_Required work_. What you need to do is retype every entry exactly as written.

Start of Material for this exercise

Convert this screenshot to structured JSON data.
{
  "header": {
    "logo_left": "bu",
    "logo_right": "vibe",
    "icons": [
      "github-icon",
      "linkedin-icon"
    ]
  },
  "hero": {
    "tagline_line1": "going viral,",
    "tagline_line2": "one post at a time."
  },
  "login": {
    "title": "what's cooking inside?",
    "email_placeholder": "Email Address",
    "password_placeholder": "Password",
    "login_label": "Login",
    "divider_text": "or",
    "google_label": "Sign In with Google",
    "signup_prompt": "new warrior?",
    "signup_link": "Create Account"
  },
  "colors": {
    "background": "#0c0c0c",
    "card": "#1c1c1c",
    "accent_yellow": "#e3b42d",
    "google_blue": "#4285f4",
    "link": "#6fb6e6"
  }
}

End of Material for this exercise

_Expected output_.
Convert this screenshot to structured JSON data.
{
  "header": {
    "logo_left": "bu",
    "logo_right": "vibe",
    "icons": [
      "github-icon",
      "linkedin-icon"
    ]
  },
  "hero": {
    "tagline_line1": "going viral,",
    "tagline_line2": "one post at a time."
  },
  "login": {
    "title": "what's cooking inside?",
    "email_placeholder": "Email Address",
    "password_placeholder": "Password",
    "login_label": "Login",
    "divider_text": "or",
    "google_label": "Sign In with Google",
    "signup_prompt": "new warrior?",
    "signup_link": "Create Account"
  },
  "colors": {
    "background": "#0c0c0c",
    "card": "#1c1c1c",
    "accent_yellow": "#e3b42d",
    "google_blue": "#4285f4",
    "link": "#6fb6e6"
  }
}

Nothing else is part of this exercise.